:: Supplied entries ::
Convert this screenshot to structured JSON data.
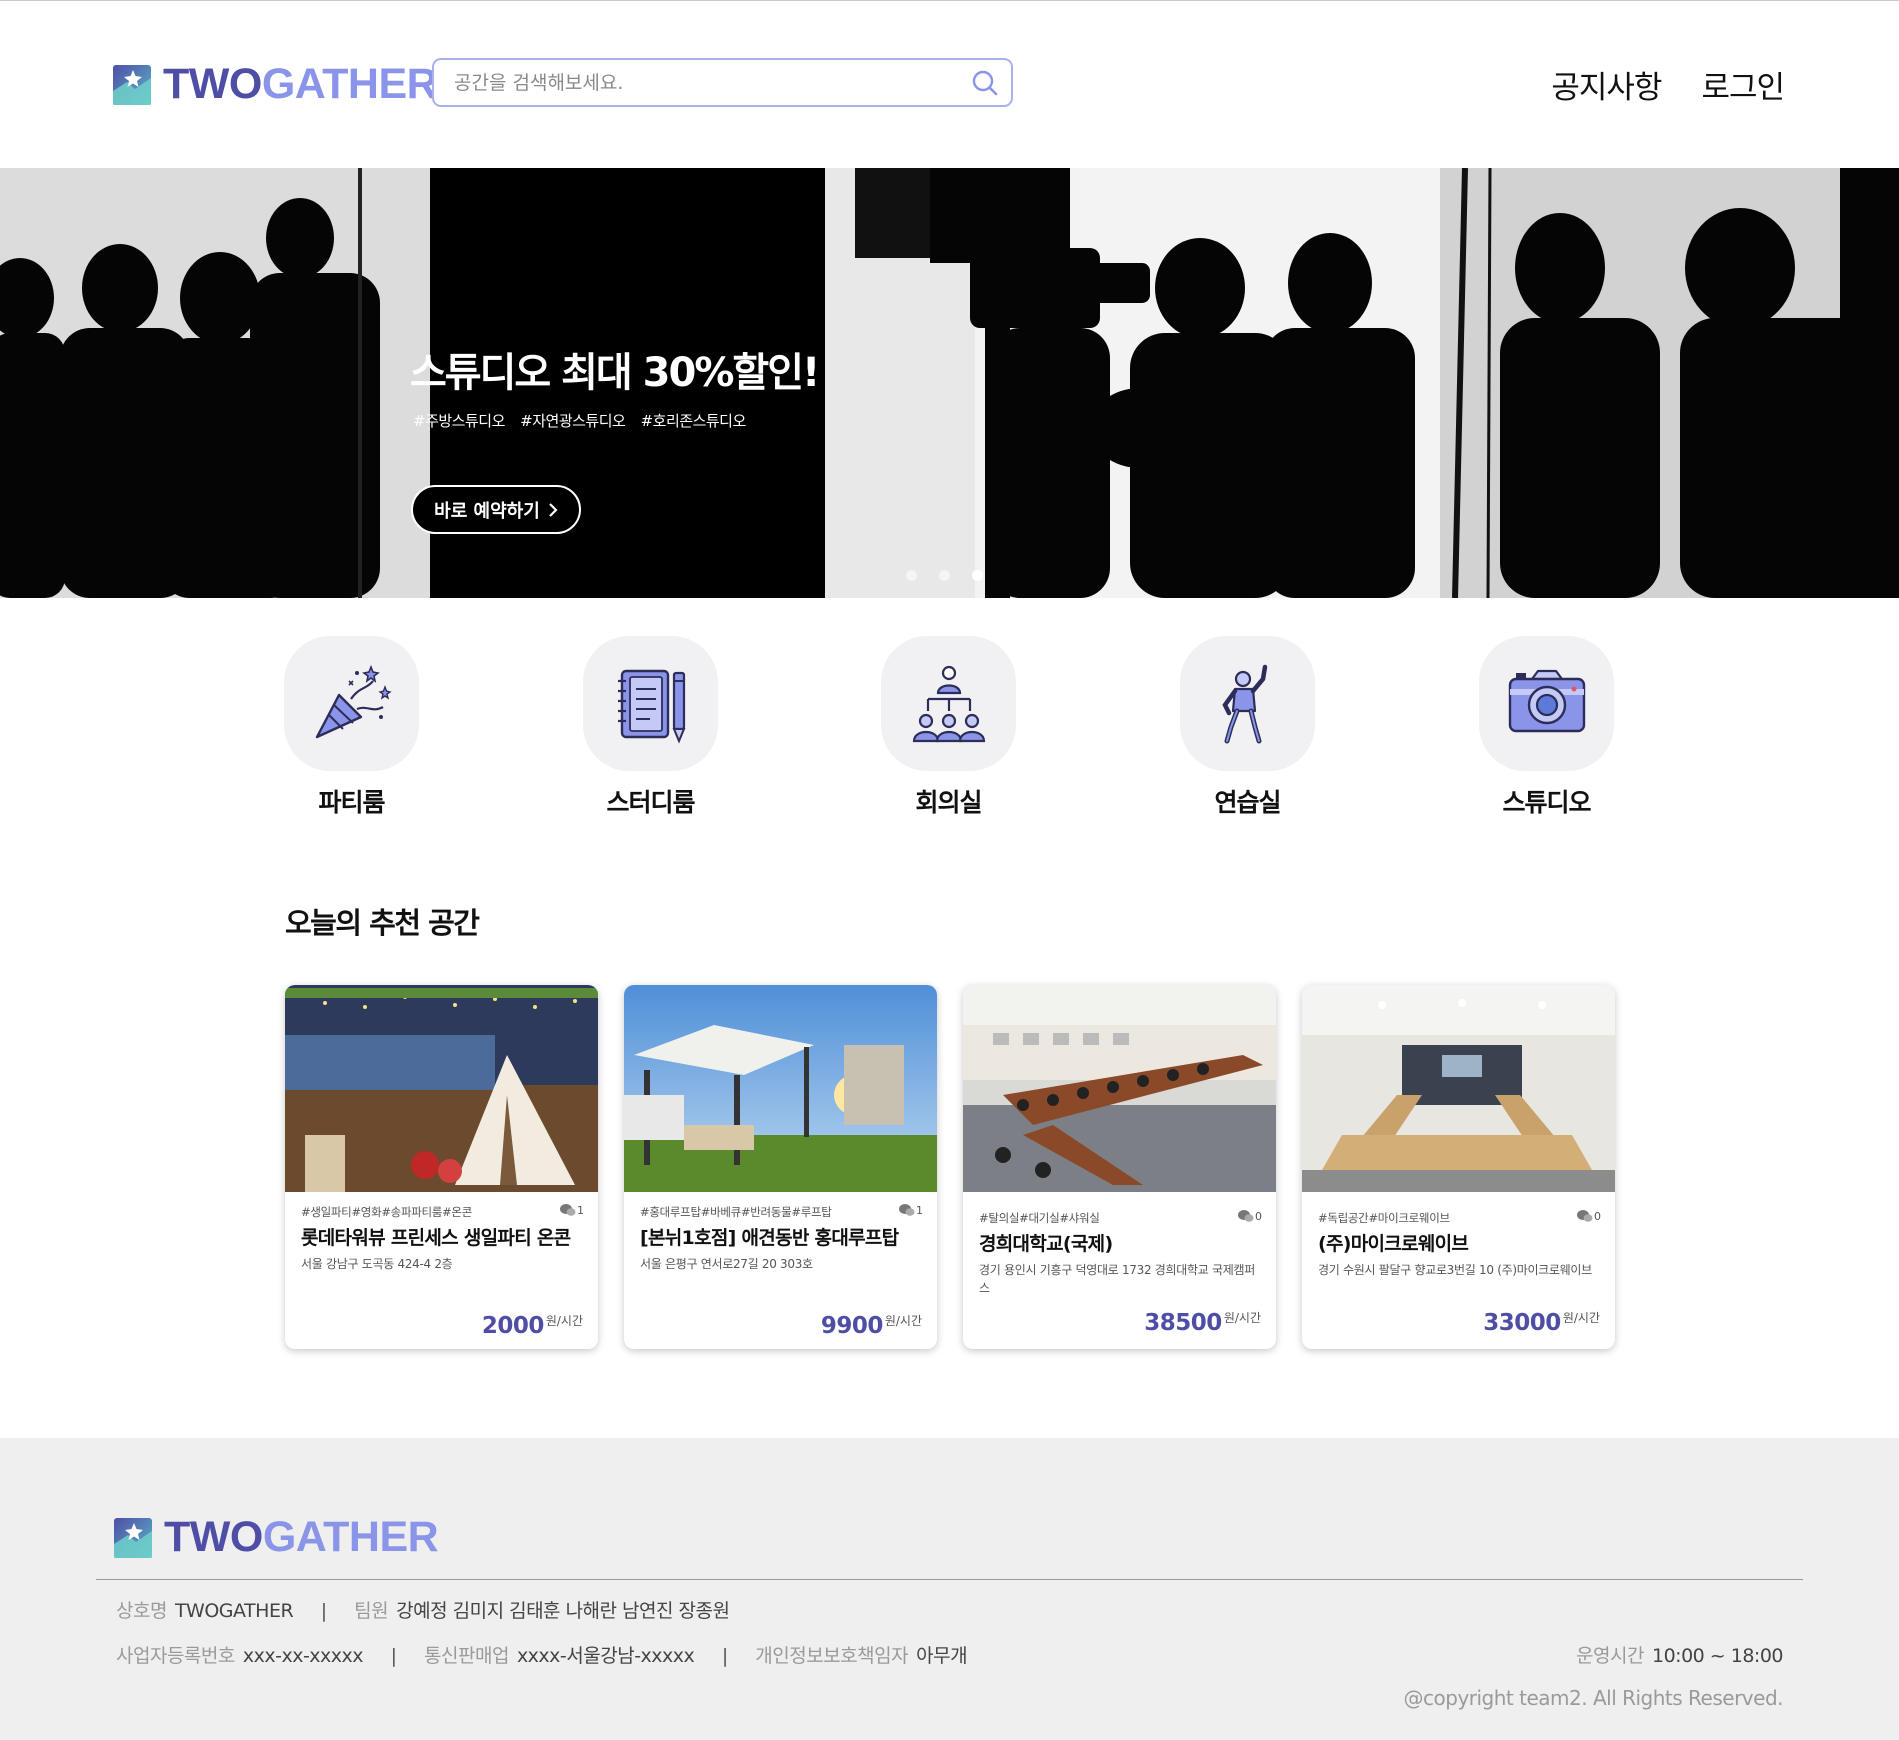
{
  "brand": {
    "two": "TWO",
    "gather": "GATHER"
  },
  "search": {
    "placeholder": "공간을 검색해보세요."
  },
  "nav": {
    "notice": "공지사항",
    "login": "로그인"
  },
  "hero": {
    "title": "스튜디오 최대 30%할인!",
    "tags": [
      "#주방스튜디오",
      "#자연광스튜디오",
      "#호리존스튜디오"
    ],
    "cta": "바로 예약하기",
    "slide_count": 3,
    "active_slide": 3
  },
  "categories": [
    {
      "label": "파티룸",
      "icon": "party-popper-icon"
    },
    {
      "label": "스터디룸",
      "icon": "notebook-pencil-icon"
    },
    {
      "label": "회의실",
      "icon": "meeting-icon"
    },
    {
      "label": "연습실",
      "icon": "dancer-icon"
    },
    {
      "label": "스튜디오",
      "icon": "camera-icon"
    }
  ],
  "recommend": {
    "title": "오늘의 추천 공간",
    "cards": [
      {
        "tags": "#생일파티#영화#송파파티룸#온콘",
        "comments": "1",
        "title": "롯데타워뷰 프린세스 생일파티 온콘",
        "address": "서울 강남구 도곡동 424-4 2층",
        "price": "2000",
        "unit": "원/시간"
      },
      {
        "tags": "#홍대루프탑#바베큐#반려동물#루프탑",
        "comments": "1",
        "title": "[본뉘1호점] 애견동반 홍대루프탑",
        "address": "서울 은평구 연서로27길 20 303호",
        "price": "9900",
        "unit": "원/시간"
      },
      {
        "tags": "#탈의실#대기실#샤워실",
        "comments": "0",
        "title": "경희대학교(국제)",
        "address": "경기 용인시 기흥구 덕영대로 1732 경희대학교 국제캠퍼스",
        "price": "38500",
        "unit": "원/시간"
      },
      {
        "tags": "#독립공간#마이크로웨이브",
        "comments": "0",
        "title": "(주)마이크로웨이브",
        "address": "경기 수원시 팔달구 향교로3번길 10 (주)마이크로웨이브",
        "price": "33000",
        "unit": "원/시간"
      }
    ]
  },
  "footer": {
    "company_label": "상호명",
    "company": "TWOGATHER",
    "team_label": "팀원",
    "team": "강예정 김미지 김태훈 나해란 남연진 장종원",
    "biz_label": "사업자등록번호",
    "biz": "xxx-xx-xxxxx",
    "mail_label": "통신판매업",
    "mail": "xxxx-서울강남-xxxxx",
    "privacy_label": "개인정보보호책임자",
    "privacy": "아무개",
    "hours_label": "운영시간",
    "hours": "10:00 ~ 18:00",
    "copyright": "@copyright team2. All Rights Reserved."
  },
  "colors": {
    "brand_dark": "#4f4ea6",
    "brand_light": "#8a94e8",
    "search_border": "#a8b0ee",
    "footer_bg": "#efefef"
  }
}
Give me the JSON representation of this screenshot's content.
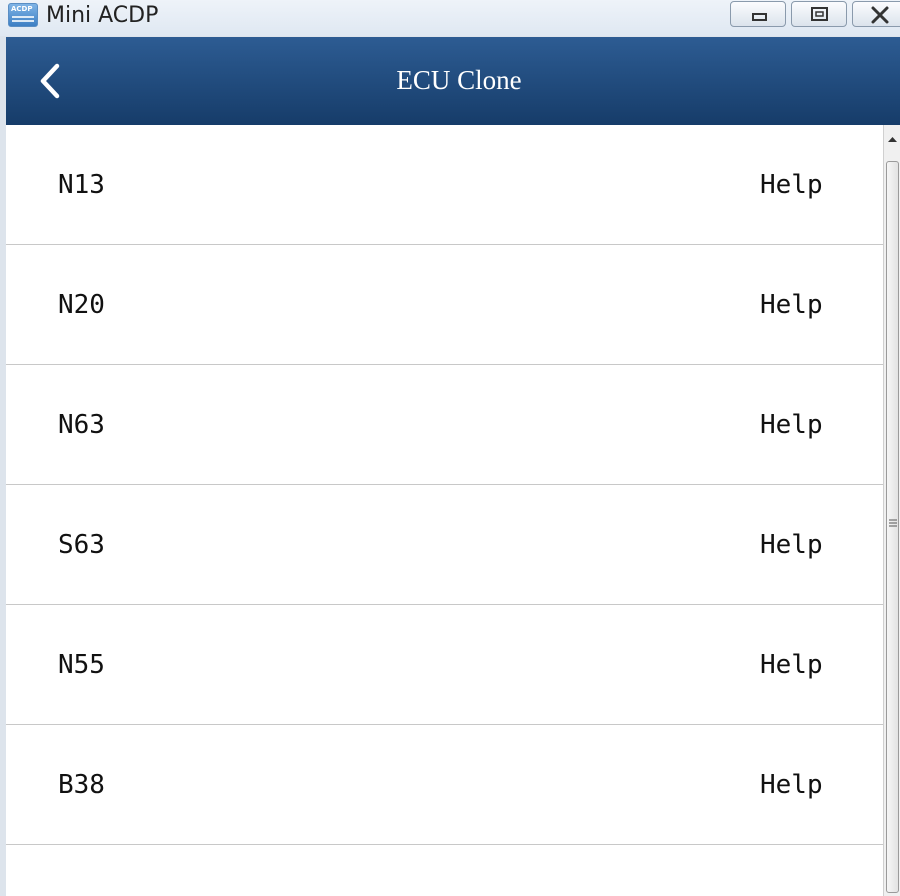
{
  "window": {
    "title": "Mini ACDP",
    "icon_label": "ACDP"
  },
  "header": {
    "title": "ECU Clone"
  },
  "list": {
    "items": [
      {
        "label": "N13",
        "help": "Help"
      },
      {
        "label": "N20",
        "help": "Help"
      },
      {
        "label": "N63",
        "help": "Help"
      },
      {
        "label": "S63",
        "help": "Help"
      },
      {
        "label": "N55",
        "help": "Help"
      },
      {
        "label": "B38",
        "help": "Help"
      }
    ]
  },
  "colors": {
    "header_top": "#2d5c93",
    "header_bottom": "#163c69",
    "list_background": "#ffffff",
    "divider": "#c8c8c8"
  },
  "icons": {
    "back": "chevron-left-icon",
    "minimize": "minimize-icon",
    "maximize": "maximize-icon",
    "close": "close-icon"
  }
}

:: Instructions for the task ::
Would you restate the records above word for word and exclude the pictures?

:: Your response ::
Convert this screenshot to structured JSON data.
{
  "brand": {
    "two": "TWO",
    "gather": "GATHER"
  },
  "search": {
    "placeholder": "공간을 검색해보세요."
  },
  "nav": {
    "notice": "공지사항",
    "login": "로그인"
  },
  "hero": {
    "title": "스튜디오 최대 30%할인!",
    "tags": [
      "#주방스튜디오",
      "#자연광스튜디오",
      "#호리존스튜디오"
    ],
    "cta": "바로 예약하기",
    "slide_count": 3,
    "active_slide": 3
  },
  "categories": [
    {
      "label": "파티룸",
      "icon": "party-popper-icon"
    },
    {
      "label": "스터디룸",
      "icon": "notebook-pencil-icon"
    },
    {
      "label": "회의실",
      "icon": "meeting-icon"
    },
    {
      "label": "연습실",
      "icon": "dancer-icon"
    },
    {
      "label": "스튜디오",
      "icon": "camera-icon"
    }
  ],
  "recommend": {
    "title": "오늘의 추천 공간",
    "cards": [
      {
        "tags": "#생일파티#영화#송파파티룸#온콘",
        "comments": "1",
        "title": "롯데타워뷰 프린세스 생일파티 온콘",
        "address": "서울 강남구 도곡동 424-4 2층",
        "price": "2000",
        "unit": "원/시간"
      },
      {
        "tags": "#홍대루프탑#바베큐#반려동물#루프탑",
        "comments": "1",
        "title": "[본뉘1호점] 애견동반 홍대루프탑",
        "address": "서울 은평구 연서로27길 20 303호",
        "price": "9900",
        "unit": "원/시간"
      },
      {
        "tags": "#탈의실#대기실#샤워실",
        "comments": "0",
        "title": "경희대학교(국제)",
        "address": "경기 용인시 기흥구 덕영대로 1732 경희대학교 국제캠퍼스",
        "price": "38500",
        "unit": "원/시간"
      },
      {
        "tags": "#독립공간#마이크로웨이브",
        "comments": "0",
        "title": "(주)마이크로웨이브",
        "address": "경기 수원시 팔달구 향교로3번길 10 (주)마이크로웨이브",
        "price": "33000",
        "unit": "원/시간"
      }
    ]
  },
  "footer": {
    "company_label": "상호명",
    "company": "TWOGATHER",
    "team_label": "팀원",
    "team": "강예정 김미지 김태훈 나해란 남연진 장종원",
    "biz_label": "사업자등록번호",
    "biz": "xxx-xx-xxxxx",
    "mail_label": "통신판매업",
    "mail": "xxxx-서울강남-xxxxx",
    "privacy_label": "개인정보보호책임자",
    "privacy": "아무개",
    "hours_label": "운영시간",
    "hours": "10:00 ~ 18:00",
    "copyright": "@copyright team2. All Rights Reserved."
  },
  "colors": {
    "brand_dark": "#4f4ea6",
    "brand_light": "#8a94e8",
    "search_border": "#a8b0ee",
    "footer_bg": "#efefef"
  }
}
Give me the JSON representation of this screenshot's content.
{
  "window": {
    "title": "Mini ACDP",
    "icon_label": "ACDP"
  },
  "header": {
    "title": "ECU Clone"
  },
  "list": {
    "items": [
      {
        "label": "N13",
        "help": "Help"
      },
      {
        "label": "N20",
        "help": "Help"
      },
      {
        "label": "N63",
        "help": "Help"
      },
      {
        "label": "S63",
        "help": "Help"
      },
      {
        "label": "N55",
        "help": "Help"
      },
      {
        "label": "B38",
        "help": "Help"
      }
    ]
  },
  "colors": {
    "header_top": "#2d5c93",
    "header_bottom": "#163c69",
    "list_background": "#ffffff",
    "divider": "#c8c8c8"
  },
  "icons": {
    "back": "chevron-left-icon",
    "minimize": "minimize-icon",
    "maximize": "maximize-icon",
    "close": "close-icon"
  }
}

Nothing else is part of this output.